**Directed and Undirected Independence Models**, Lecture 3, 31/08/17, Wray Buntine

We will develop the basic properties and results for directed and undirected graphical models. This includes testing for independence, developing the corresponding functional form, and understanding probability operations such as marginalising and conditioning. To complete this section, we will also investigate operations on clique trees, to illustrate the principles. We will not do full graphical model inference.

**Information and working with Independence**, Lecture 2, 17/08/17, Wray Buntine

This will continue with information (entropy) left over from the previous lecture. Then we will look at the definition of independence and the some independence models, including its relationship with causality. Basic directed and undirected models will be introduced. Some example problems will be presented (simply) to tie these together: simple bucket search, bandits, graph colouring and causal reasoning.

*No lectures 03/08 (writing for ACML) and 10/08 (attending ICML)*.

**Motivating Probability and Decision Models**, Lecture 1, 27/07/17, Wray Buntine

This is an introduction to motivation for using Bayesian methods, these days called “full probability modelling” by the cognoscenti, to avoid prior cultish associations and implications. We will look at modelling, causality, probability as frequency, and axiomatic underpinnings for reasoning, decisions, and belief . The importance of priors and computation form the basis of this.

I gave a general overview talk at University of Sydney to the Business School. Funny how the statistics guys are often moving over to business schools!

**Abstract: ** Matrix factorisation, and the related problems of topic models, co-factorisation, tensor factorisation, etc., when applied to discrete data use Boolean, Poisson. negative binomial and multinomial models of the entries. These are used in problems with text, document and graph analysis and bioinformatics, especially where data is big and sparse. We’re developing general techniques using Gibbs sampling with collapsed, auxiliary and latent variables as well as hierarchical modelling of priors. I’ll talk about the class of problems and give examples of some of the techniques. While simple, they scale well and admit multi-core implementation, often times producing state-of-the-art results.

The slides are here.

Here is a paper with Ethan Zhao and Lan Du, both of Monash, we’ll present in Sydney.

Relational data are usually highly incomplete in practice, which inspires us to leverage side information to improve the performance of community detection and link prediction. This paper presents a Bayesian probabilistic approach that incorporates various kinds of node attributes encoded in binary form in relational models with Poisson likelihood. Our method works flexibly with both directed and undirected relational networks. The inference can be done by efficient Gibbs sampling which leverages sparsity of both networks and node attributes. Extensive experiments show that our models achieve the state-of-the-art link prediction results, especially with highly incomplete relational data.

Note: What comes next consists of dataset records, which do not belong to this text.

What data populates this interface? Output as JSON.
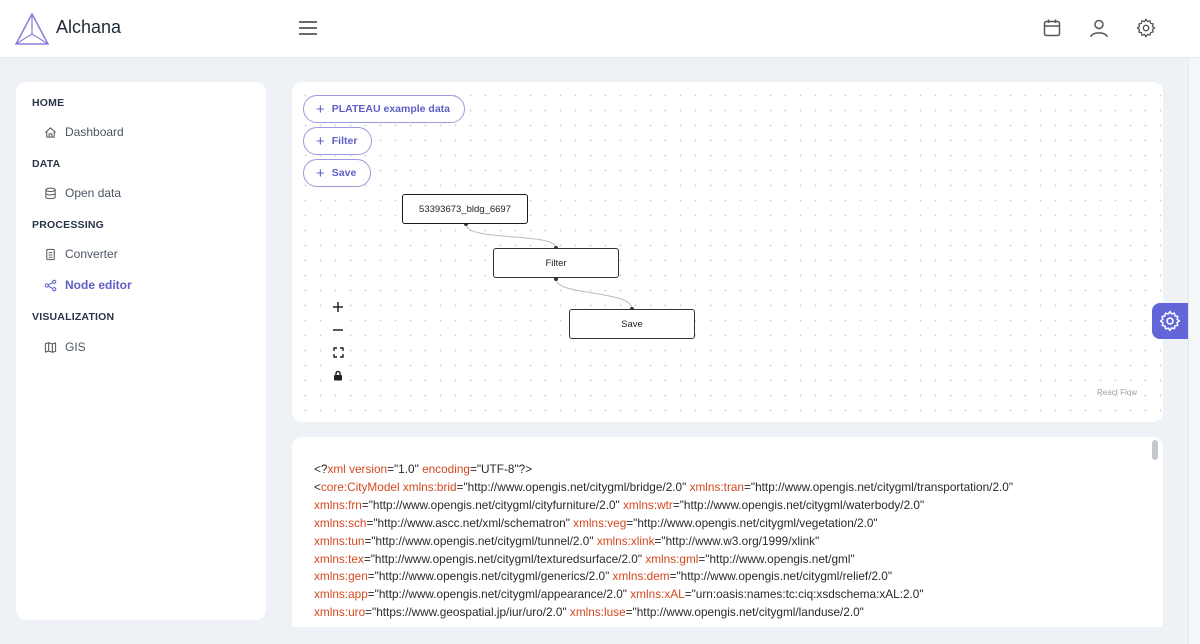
{
  "app": {
    "title": "Alchana"
  },
  "sidebar": {
    "sections": [
      {
        "title": "HOME",
        "items": [
          {
            "label": "Dashboard",
            "icon": "home-icon"
          }
        ]
      },
      {
        "title": "DATA",
        "items": [
          {
            "label": "Open data",
            "icon": "database-icon"
          }
        ]
      },
      {
        "title": "PROCESSING",
        "items": [
          {
            "label": "Converter",
            "icon": "document-icon"
          },
          {
            "label": "Node editor",
            "icon": "share-nodes-icon",
            "active": true
          }
        ]
      },
      {
        "title": "VISUALIZATION",
        "items": [
          {
            "label": "GIS",
            "icon": "map-icon"
          }
        ]
      }
    ]
  },
  "flow": {
    "buttons": [
      "PLATEAU example data",
      "Filter",
      "Save"
    ],
    "nodes": [
      "53393673_bldg_6697",
      "Filter",
      "Save"
    ],
    "attribution": "React Flow"
  },
  "code_lines": [
    [
      [
        "t",
        "<?"
      ],
      [
        "k",
        "xml version"
      ],
      [
        "t",
        "=\"1.0\" "
      ],
      [
        "k",
        "encoding"
      ],
      [
        "t",
        "=\"UTF-8\"?>"
      ]
    ],
    [
      [
        "t",
        "<"
      ],
      [
        "k",
        "core:CityModel xmlns:brid"
      ],
      [
        "t",
        "=\"http://www.opengis.net/citygml/bridge/2.0\" "
      ],
      [
        "k",
        "xmlns:tran"
      ],
      [
        "t",
        "=\"http://www.opengis.net/citygml/transportation/2.0\""
      ]
    ],
    [
      [
        "k",
        "xmlns:frn"
      ],
      [
        "t",
        "=\"http://www.opengis.net/citygml/cityfurniture/2.0\" "
      ],
      [
        "k",
        "xmlns:wtr"
      ],
      [
        "t",
        "=\"http://www.opengis.net/citygml/waterbody/2.0\""
      ]
    ],
    [
      [
        "k",
        "xmlns:sch"
      ],
      [
        "t",
        "=\"http://www.ascc.net/xml/schematron\" "
      ],
      [
        "k",
        "xmlns:veg"
      ],
      [
        "t",
        "=\"http://www.opengis.net/citygml/vegetation/2.0\""
      ]
    ],
    [
      [
        "k",
        "xmlns:tun"
      ],
      [
        "t",
        "=\"http://www.opengis.net/citygml/tunnel/2.0\" "
      ],
      [
        "k",
        "xmlns:xlink"
      ],
      [
        "t",
        "=\"http://www.w3.org/1999/xlink\""
      ]
    ],
    [
      [
        "k",
        "xmlns:tex"
      ],
      [
        "t",
        "=\"http://www.opengis.net/citygml/texturedsurface/2.0\" "
      ],
      [
        "k",
        "xmlns:gml"
      ],
      [
        "t",
        "=\"http://www.opengis.net/gml\""
      ]
    ],
    [
      [
        "k",
        "xmlns:gen"
      ],
      [
        "t",
        "=\"http://www.opengis.net/citygml/generics/2.0\" "
      ],
      [
        "k",
        "xmlns:dem"
      ],
      [
        "t",
        "=\"http://www.opengis.net/citygml/relief/2.0\""
      ]
    ],
    [
      [
        "k",
        "xmlns:app"
      ],
      [
        "t",
        "=\"http://www.opengis.net/citygml/appearance/2.0\" "
      ],
      [
        "k",
        "xmlns:xAL"
      ],
      [
        "t",
        "=\"urn:oasis:names:tc:ciq:xsdschema:xAL:2.0\""
      ]
    ],
    [
      [
        "k",
        "xmlns:uro"
      ],
      [
        "t",
        "=\"https://www.geospatial.jp/iur/uro/2.0\" "
      ],
      [
        "k",
        "xmlns:luse"
      ],
      [
        "t",
        "=\"http://www.opengis.net/citygml/landuse/2.0\""
      ]
    ]
  ]
}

As usual, the reviews were entertaining, and some interesting results we didn’t get in the paper. Its always enlightening doing comparative experiments.

They recorded my tutorial ran at ALTA late in 2016.

Part 1 and part 2 up on Youtube, about an hour each.

Currently visiting the LARC with Steven Hoi and will give a talk tomorrow on my latest work based on Lancelot James’ extensive theories of Bayesian non-parametrics.

**Simplifying Poisson Processes for Non-parametric Methods**

Main thing is I’ve been looking at hierarchical models, which have all their own theory, though easily developed using James’ general results. Not sure I’ll put the slides up because its not yet published!